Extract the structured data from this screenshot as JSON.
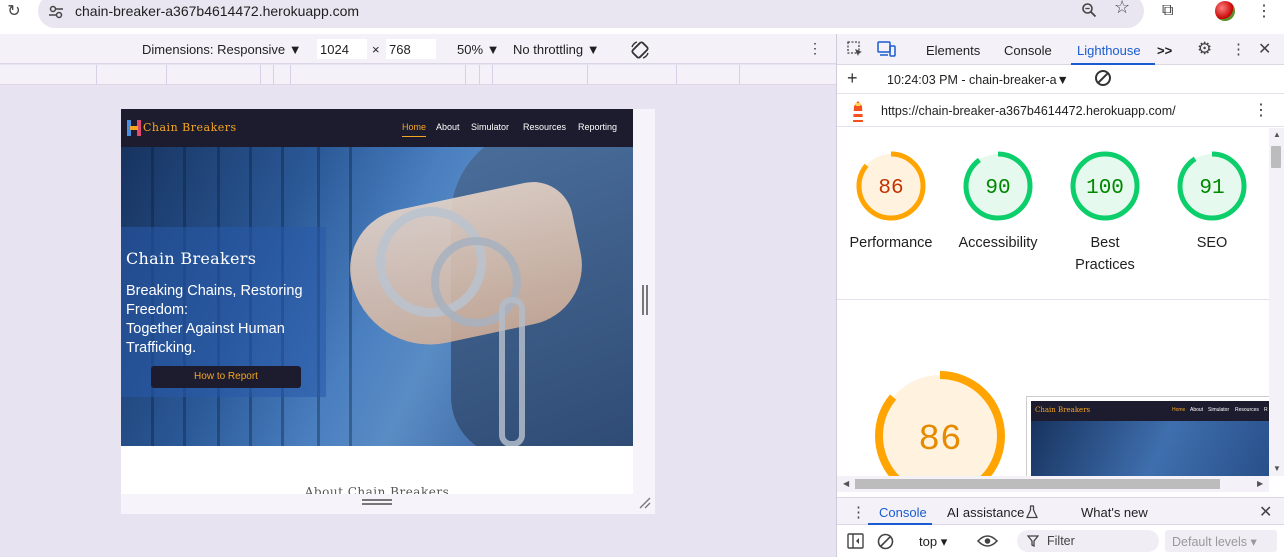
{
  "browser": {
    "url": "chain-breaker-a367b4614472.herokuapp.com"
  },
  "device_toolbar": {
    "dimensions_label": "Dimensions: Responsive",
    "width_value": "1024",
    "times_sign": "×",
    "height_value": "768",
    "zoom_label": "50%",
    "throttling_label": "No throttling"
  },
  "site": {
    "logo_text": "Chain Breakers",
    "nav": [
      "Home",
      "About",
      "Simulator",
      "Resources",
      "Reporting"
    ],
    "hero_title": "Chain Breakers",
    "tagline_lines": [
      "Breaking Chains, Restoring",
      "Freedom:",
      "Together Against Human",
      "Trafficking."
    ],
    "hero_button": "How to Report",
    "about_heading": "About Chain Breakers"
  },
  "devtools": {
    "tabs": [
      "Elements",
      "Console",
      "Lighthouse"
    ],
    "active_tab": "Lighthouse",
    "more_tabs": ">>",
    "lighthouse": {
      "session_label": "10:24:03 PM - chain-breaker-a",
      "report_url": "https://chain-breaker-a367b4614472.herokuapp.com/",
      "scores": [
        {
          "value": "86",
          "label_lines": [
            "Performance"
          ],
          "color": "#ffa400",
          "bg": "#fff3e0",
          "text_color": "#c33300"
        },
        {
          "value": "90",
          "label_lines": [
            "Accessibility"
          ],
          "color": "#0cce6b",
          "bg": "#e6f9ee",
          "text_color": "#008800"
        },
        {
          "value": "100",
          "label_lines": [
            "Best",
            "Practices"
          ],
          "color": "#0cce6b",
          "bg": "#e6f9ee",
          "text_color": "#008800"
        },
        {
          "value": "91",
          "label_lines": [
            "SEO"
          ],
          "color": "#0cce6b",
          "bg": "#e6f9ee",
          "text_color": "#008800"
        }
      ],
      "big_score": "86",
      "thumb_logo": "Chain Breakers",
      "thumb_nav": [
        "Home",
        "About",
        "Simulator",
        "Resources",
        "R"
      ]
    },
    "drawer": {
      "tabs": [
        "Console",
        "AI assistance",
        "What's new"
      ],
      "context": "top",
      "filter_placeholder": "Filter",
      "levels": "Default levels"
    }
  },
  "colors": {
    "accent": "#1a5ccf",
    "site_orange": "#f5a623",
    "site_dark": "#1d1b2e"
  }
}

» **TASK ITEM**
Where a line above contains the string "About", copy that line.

» **ANSWER SECTION**
      "About",
    "about_heading": "About Chain Breakers"
        "About",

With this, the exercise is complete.